═════ TASK INPUTS

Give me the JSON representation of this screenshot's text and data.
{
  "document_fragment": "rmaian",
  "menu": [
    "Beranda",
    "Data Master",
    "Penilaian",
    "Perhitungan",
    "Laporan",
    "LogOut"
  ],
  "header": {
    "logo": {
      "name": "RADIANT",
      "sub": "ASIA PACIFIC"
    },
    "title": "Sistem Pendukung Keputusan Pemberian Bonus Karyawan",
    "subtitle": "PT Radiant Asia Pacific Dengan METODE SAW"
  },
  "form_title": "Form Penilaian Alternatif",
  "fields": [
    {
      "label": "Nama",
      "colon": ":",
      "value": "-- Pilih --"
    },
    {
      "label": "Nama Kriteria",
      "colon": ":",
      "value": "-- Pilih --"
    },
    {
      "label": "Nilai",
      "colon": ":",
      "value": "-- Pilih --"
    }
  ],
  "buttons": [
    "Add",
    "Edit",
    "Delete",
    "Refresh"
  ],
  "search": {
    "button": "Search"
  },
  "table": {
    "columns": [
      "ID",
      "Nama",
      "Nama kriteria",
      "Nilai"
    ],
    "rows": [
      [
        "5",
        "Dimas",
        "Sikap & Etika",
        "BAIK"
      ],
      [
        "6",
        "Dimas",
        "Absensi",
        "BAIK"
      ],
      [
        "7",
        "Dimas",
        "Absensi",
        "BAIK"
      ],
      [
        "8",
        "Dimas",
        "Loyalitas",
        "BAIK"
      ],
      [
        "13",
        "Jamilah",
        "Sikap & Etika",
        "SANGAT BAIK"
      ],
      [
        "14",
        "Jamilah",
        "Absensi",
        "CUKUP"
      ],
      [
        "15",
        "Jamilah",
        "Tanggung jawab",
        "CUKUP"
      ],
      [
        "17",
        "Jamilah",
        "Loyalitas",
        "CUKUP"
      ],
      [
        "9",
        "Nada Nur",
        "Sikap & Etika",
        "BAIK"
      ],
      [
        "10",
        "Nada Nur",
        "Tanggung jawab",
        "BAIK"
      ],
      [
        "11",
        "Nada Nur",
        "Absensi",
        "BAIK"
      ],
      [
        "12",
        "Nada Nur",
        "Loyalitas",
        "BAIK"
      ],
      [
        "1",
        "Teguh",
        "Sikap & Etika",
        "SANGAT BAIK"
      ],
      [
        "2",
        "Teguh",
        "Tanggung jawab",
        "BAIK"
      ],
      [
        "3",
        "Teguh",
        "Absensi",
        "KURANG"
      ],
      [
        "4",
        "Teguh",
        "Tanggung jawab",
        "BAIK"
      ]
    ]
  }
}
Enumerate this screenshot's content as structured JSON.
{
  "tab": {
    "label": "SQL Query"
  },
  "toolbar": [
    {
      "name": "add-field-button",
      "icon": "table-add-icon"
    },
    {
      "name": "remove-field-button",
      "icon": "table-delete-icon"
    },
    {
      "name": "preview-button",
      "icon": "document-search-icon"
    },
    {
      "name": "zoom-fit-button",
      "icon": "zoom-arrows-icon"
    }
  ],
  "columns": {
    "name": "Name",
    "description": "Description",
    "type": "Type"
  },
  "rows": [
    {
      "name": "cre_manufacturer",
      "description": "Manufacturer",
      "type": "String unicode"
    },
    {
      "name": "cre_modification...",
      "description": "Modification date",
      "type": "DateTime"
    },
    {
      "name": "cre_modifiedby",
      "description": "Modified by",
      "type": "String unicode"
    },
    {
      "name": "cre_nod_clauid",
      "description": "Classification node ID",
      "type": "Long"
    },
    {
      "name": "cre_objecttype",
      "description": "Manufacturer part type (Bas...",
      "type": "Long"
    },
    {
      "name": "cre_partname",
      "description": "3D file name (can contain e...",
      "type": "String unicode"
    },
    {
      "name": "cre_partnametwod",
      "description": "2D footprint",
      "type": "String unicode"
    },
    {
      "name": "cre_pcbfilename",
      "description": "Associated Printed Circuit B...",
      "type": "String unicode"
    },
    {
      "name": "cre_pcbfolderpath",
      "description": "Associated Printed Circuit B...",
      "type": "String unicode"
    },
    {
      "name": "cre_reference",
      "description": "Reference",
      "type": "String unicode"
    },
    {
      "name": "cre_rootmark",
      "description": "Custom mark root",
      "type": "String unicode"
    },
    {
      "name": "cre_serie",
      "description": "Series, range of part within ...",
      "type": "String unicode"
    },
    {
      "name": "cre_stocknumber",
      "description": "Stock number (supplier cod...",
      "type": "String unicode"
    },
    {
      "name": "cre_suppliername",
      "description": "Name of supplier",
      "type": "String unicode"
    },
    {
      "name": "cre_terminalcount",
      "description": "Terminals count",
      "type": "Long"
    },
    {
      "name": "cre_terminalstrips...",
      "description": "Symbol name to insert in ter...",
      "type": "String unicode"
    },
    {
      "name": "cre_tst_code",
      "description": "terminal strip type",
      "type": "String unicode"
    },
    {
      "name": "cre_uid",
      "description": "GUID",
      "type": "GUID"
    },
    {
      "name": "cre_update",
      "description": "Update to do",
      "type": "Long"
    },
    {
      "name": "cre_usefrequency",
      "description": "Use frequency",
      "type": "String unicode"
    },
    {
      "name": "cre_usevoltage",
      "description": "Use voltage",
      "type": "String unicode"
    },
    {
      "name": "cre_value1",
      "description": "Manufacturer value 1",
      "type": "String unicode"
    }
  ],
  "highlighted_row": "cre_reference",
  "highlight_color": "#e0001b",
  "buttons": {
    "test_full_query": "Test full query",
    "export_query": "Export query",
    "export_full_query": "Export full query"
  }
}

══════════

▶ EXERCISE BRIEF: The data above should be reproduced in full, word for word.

▶ ANSWER TO THIS TASK:
Give me the JSON representation of this screenshot's text and data.
{
  "document_fragment": "rmaian",
  "menu": [
    "Beranda",
    "Data Master",
    "Penilaian",
    "Perhitungan",
    "Laporan",
    "LogOut"
  ],
  "header": {
    "logo": {
      "name": "RADIANT",
      "sub": "ASIA PACIFIC"
    },
    "title": "Sistem Pendukung Keputusan Pemberian Bonus Karyawan",
    "subtitle": "PT Radiant Asia Pacific Dengan METODE SAW"
  },
  "form_title": "Form Penilaian Alternatif",
  "fields": [
    {
      "label": "Nama",
      "colon": ":",
      "value": "-- Pilih --"
    },
    {
      "label": "Nama Kriteria",
      "colon": ":",
      "value": "-- Pilih --"
    },
    {
      "label": "Nilai",
      "colon": ":",
      "value": "-- Pilih --"
    }
  ],
  "buttons": [
    "Add",
    "Edit",
    "Delete",
    "Refresh"
  ],
  "search": {
    "button": "Search"
  },
  "table": {
    "columns": [
      "ID",
      "Nama",
      "Nama kriteria",
      "Nilai"
    ],
    "rows": [
      [
        "5",
        "Dimas",
        "Sikap & Etika",
        "BAIK"
      ],
      [
        "6",
        "Dimas",
        "Absensi",
        "BAIK"
      ],
      [
        "7",
        "Dimas",
        "Absensi",
        "BAIK"
      ],
      [
        "8",
        "Dimas",
        "Loyalitas",
        "BAIK"
      ],
      [
        "13",
        "Jamilah",
        "Sikap & Etika",
        "SANGAT BAIK"
      ],
      [
        "14",
        "Jamilah",
        "Absensi",
        "CUKUP"
      ],
      [
        "15",
        "Jamilah",
        "Tanggung jawab",
        "CUKUP"
      ],
      [
        "17",
        "Jamilah",
        "Loyalitas",
        "CUKUP"
      ],
      [
        "9",
        "Nada Nur",
        "Sikap & Etika",
        "BAIK"
      ],
      [
        "10",
        "Nada Nur",
        "Tanggung jawab",
        "BAIK"
      ],
      [
        "11",
        "Nada Nur",
        "Absensi",
        "BAIK"
      ],
      [
        "12",
        "Nada Nur",
        "Loyalitas",
        "BAIK"
      ],
      [
        "1",
        "Teguh",
        "Sikap & Etika",
        "SANGAT BAIK"
      ],
      [
        "2",
        "Teguh",
        "Tanggung jawab",
        "BAIK"
      ],
      [
        "3",
        "Teguh",
        "Absensi",
        "KURANG"
      ],
      [
        "4",
        "Teguh",
        "Tanggung jawab",
        "BAIK"
      ]
    ]
  }
}
Enumerate this screenshot's content as structured JSON.
{
  "tab": {
    "label": "SQL Query"
  },
  "toolbar": [
    {
      "name": "add-field-button",
      "icon": "table-add-icon"
    },
    {
      "name": "remove-field-button",
      "icon": "table-delete-icon"
    },
    {
      "name": "preview-button",
      "icon": "document-search-icon"
    },
    {
      "name": "zoom-fit-button",
      "icon": "zoom-arrows-icon"
    }
  ],
  "columns": {
    "name": "Name",
    "description": "Description",
    "type": "Type"
  },
  "rows": [
    {
      "name": "cre_manufacturer",
      "description": "Manufacturer",
      "type": "String unicode"
    },
    {
      "name": "cre_modification...",
      "description": "Modification date",
      "type": "DateTime"
    },
    {
      "name": "cre_modifiedby",
      "description": "Modified by",
      "type": "String unicode"
    },
    {
      "name": "cre_nod_clauid",
      "description": "Classification node ID",
      "type": "Long"
    },
    {
      "name": "cre_objecttype",
      "description": "Manufacturer part type (Bas...",
      "type": "Long"
    },
    {
      "name": "cre_partname",
      "description": "3D file name (can contain e...",
      "type": "String unicode"
    },
    {
      "name": "cre_partnametwod",
      "description": "2D footprint",
      "type": "String unicode"
    },
    {
      "name": "cre_pcbfilename",
      "description": "Associated Printed Circuit B...",
      "type": "String unicode"
    },
    {
      "name": "cre_pcbfolderpath",
      "description": "Associated Printed Circuit B...",
      "type": "String unicode"
    },
    {
      "name": "cre_reference",
      "description": "Reference",
      "type": "String unicode"
    },
    {
      "name": "cre_rootmark",
      "description": "Custom mark root",
      "type": "String unicode"
    },
    {
      "name": "cre_serie",
      "description": "Series, range of part within ...",
      "type": "String unicode"
    },
    {
      "name": "cre_stocknumber",
      "description": "Stock number (supplier cod...",
      "type": "String unicode"
    },
    {
      "name": "cre_suppliername",
      "description": "Name of supplier",
      "type": "String unicode"
    },
    {
      "name": "cre_terminalcount",
      "description": "Terminals count",
      "type": "Long"
    },
    {
      "name": "cre_terminalstrips...",
      "description": "Symbol name to insert in ter...",
      "type": "String unicode"
    },
    {
      "name": "cre_tst_code",
      "description": "terminal strip type",
      "type": "String unicode"
    },
    {
      "name": "cre_uid",
      "description": "GUID",
      "type": "GUID"
    },
    {
      "name": "cre_update",
      "description": "Update to do",
      "type": "Long"
    },
    {
      "name": "cre_usefrequency",
      "description": "Use frequency",
      "type": "String unicode"
    },
    {
      "name": "cre_usevoltage",
      "description": "Use voltage",
      "type": "String unicode"
    },
    {
      "name": "cre_value1",
      "description": "Manufacturer value 1",
      "type": "String unicode"
    }
  ],
  "highlighted_row": "cre_reference",
  "highlight_color": "#e0001b",
  "buttons": {
    "test_full_query": "Test full query",
    "export_query": "Export query",
    "export_full_query": "Export full query"
  }
}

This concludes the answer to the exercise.